## [What you have to do]
Every record below should be repeated exactly. Omit the pictures.
=== Begin Enclosure ===
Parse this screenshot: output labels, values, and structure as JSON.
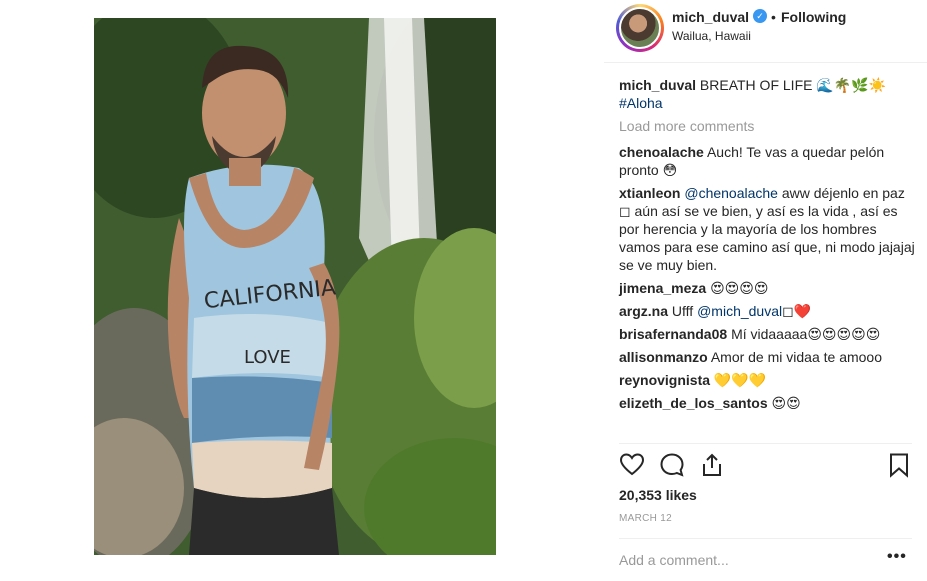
{
  "post": {
    "username": "mich_duval",
    "verified_glyph": "✓",
    "separator": "•",
    "follow_status": "Following",
    "location": "Wailua, Hawaii",
    "photo_icon": "man-in-tank-top-waterfall-photo"
  },
  "caption": {
    "username": "mich_duval",
    "text": "BREATH OF LIFE 🌊🌴🌿☀️",
    "hashtag": "#Aloha"
  },
  "load_more": "Load more comments",
  "comments": [
    {
      "username": "chenoalache",
      "text": "Auch! Te vas a quedar pelón pronto 😳"
    },
    {
      "username": "xtianleon",
      "mention": "@chenoalache",
      "text": "aww déjenlo en paz ◻ aún así se ve bien, y así es la vida , así es por herencia y la mayoría de los hombres vamos para ese camino así que, ni modo jajajaj se ve muy bien."
    },
    {
      "username": "jimena_meza",
      "text": "😍😍😍😍"
    },
    {
      "username": "argz.na",
      "text_before": "Ufff",
      "mention": "@mich_duval",
      "text": "◻❤️"
    },
    {
      "username": "brisafernanda08",
      "text": "Mí vidaaaaa😍😍😍😍😍"
    },
    {
      "username": "allisonmanzo",
      "text": "Amor de mi vidaa te amooo"
    },
    {
      "username": "reynovignista",
      "text": "💛💛💛"
    },
    {
      "username": "elizeth_de_los_santos",
      "text": "😍😍"
    }
  ],
  "actions": {
    "like_icon": "heart-icon",
    "comment_icon": "comment-icon",
    "share_icon": "share-icon",
    "save_icon": "bookmark-icon"
  },
  "likes": "20,353 likes",
  "date": "MARCH 12",
  "add_comment_placeholder": "Add a comment...",
  "more_label": "•••",
  "colors": {
    "link": "#003569",
    "muted": "#999999",
    "verified": "#3897f0",
    "text": "#262626"
  }
}
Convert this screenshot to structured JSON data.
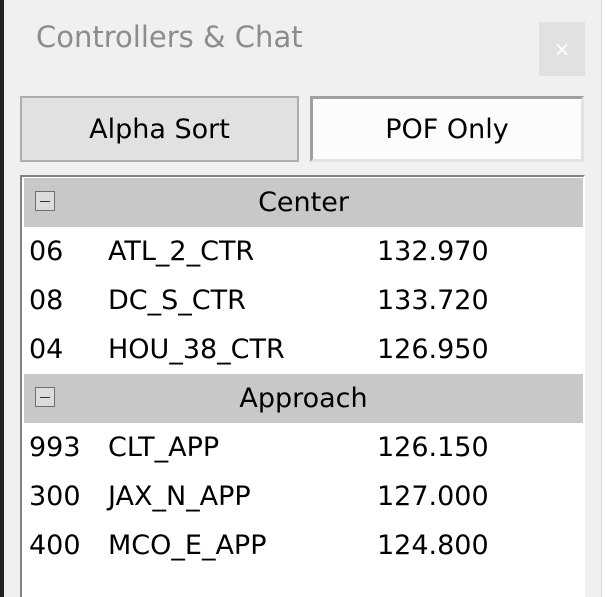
{
  "window": {
    "title": "Controllers & Chat",
    "close_label": "×"
  },
  "buttons": {
    "alpha_sort": "Alpha Sort",
    "pof_only": "POF Only",
    "pof_only_pressed": true
  },
  "groups": [
    {
      "label": "Center",
      "collapse_symbol": "minus",
      "rows": [
        {
          "id": "06",
          "name": "ATL_2_CTR",
          "freq": "132.970"
        },
        {
          "id": "08",
          "name": "DC_S_CTR",
          "freq": "133.720"
        },
        {
          "id": "04",
          "name": "HOU_38_CTR",
          "freq": "126.950"
        }
      ]
    },
    {
      "label": "Approach",
      "collapse_symbol": "minus",
      "rows": [
        {
          "id": "993",
          "name": "CLT_APP",
          "freq": "126.150"
        },
        {
          "id": "300",
          "name": "JAX_N_APP",
          "freq": "127.000"
        },
        {
          "id": "400",
          "name": "MCO_E_APP",
          "freq": "124.800"
        }
      ]
    }
  ],
  "colors": {
    "header_bg": "#c8c8c8",
    "button_bg": "#e1e1e1",
    "title_text": "#8c8c8c"
  }
}
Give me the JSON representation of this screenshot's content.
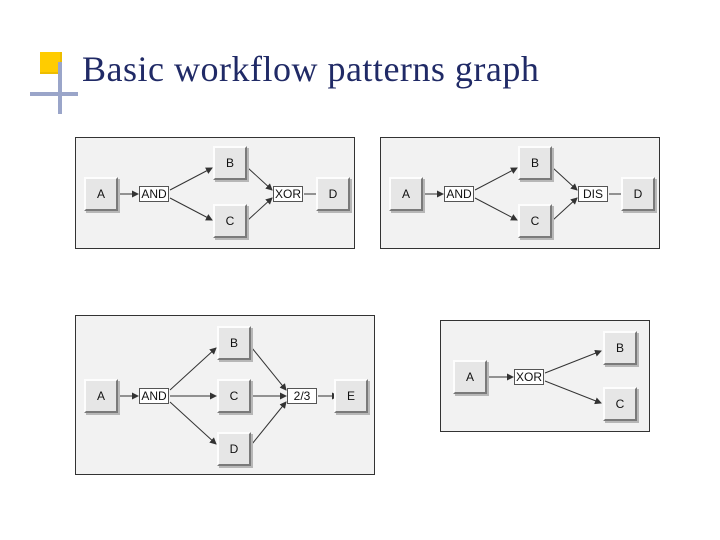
{
  "title": "Basic workflow patterns graph",
  "panels": {
    "p1": {
      "nodes": {
        "A": "A",
        "B": "B",
        "C": "C",
        "D": "D"
      },
      "ops": {
        "and": "AND",
        "xor": "XOR"
      }
    },
    "p2": {
      "nodes": {
        "A": "A",
        "B": "B",
        "C": "C",
        "D": "D"
      },
      "ops": {
        "and": "AND",
        "dis": "DIS"
      }
    },
    "p3": {
      "nodes": {
        "A": "A",
        "B": "B",
        "C": "C",
        "D": "D",
        "E": "E"
      },
      "ops": {
        "and": "AND",
        "mn": "2/3"
      }
    },
    "p4": {
      "nodes": {
        "A": "A",
        "B": "B",
        "C": "C"
      },
      "ops": {
        "xor": "XOR"
      }
    }
  }
}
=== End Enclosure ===
## [Answer to this task]
Parse this screenshot: output labels, values, and structure as JSON.
{
  "post": {
    "username": "mich_duval",
    "verified_glyph": "✓",
    "separator": "•",
    "follow_status": "Following",
    "location": "Wailua, Hawaii",
    "photo_icon": "man-in-tank-top-waterfall-photo"
  },
  "caption": {
    "username": "mich_duval",
    "text": "BREATH OF LIFE 🌊🌴🌿☀️",
    "hashtag": "#Aloha"
  },
  "load_more": "Load more comments",
  "comments": [
    {
      "username": "chenoalache",
      "text": "Auch! Te vas a quedar pelón pronto 😳"
    },
    {
      "username": "xtianleon",
      "mention": "@chenoalache",
      "text": "aww déjenlo en paz ◻ aún así se ve bien, y así es la vida , así es por herencia y la mayoría de los hombres vamos para ese camino así que, ni modo jajajaj se ve muy bien."
    },
    {
      "username": "jimena_meza",
      "text": "😍😍😍😍"
    },
    {
      "username": "argz.na",
      "text_before": "Ufff",
      "mention": "@mich_duval",
      "text": "◻❤️"
    },
    {
      "username": "brisafernanda08",
      "text": "Mí vidaaaaa😍😍😍😍😍"
    },
    {
      "username": "allisonmanzo",
      "text": "Amor de mi vidaa te amooo"
    },
    {
      "username": "reynovignista",
      "text": "💛💛💛"
    },
    {
      "username": "elizeth_de_los_santos",
      "text": "😍😍"
    }
  ],
  "actions": {
    "like_icon": "heart-icon",
    "comment_icon": "comment-icon",
    "share_icon": "share-icon",
    "save_icon": "bookmark-icon"
  },
  "likes": "20,353 likes",
  "date": "MARCH 12",
  "add_comment_placeholder": "Add a comment...",
  "more_label": "•••",
  "colors": {
    "link": "#003569",
    "muted": "#999999",
    "verified": "#3897f0",
    "text": "#262626"
  }
}
Convert this screenshot to structured JSON data.
{
  "window": {
    "title": "Controllers & Chat",
    "close_label": "×"
  },
  "buttons": {
    "alpha_sort": "Alpha Sort",
    "pof_only": "POF Only",
    "pof_only_pressed": true
  },
  "groups": [
    {
      "label": "Center",
      "collapse_symbol": "minus",
      "rows": [
        {
          "id": "06",
          "name": "ATL_2_CTR",
          "freq": "132.970"
        },
        {
          "id": "08",
          "name": "DC_S_CTR",
          "freq": "133.720"
        },
        {
          "id": "04",
          "name": "HOU_38_CTR",
          "freq": "126.950"
        }
      ]
    },
    {
      "label": "Approach",
      "collapse_symbol": "minus",
      "rows": [
        {
          "id": "993",
          "name": "CLT_APP",
          "freq": "126.150"
        },
        {
          "id": "300",
          "name": "JAX_N_APP",
          "freq": "127.000"
        },
        {
          "id": "400",
          "name": "MCO_E_APP",
          "freq": "124.800"
        }
      ]
    }
  ],
  "colors": {
    "header_bg": "#c8c8c8",
    "button_bg": "#e1e1e1",
    "title_text": "#8c8c8c"
  }
}
Give me the JSON representation of this screenshot's content.
{
  "title": "Basic workflow patterns graph",
  "panels": {
    "p1": {
      "nodes": {
        "A": "A",
        "B": "B",
        "C": "C",
        "D": "D"
      },
      "ops": {
        "and": "AND",
        "xor": "XOR"
      }
    },
    "p2": {
      "nodes": {
        "A": "A",
        "B": "B",
        "C": "C",
        "D": "D"
      },
      "ops": {
        "and": "AND",
        "dis": "DIS"
      }
    },
    "p3": {
      "nodes": {
        "A": "A",
        "B": "B",
        "C": "C",
        "D": "D",
        "E": "E"
      },
      "ops": {
        "and": "AND",
        "mn": "2/3"
      }
    },
    "p4": {
      "nodes": {
        "A": "A",
        "B": "B",
        "C": "C"
      },
      "ops": {
        "xor": "XOR"
      }
    }
  }
}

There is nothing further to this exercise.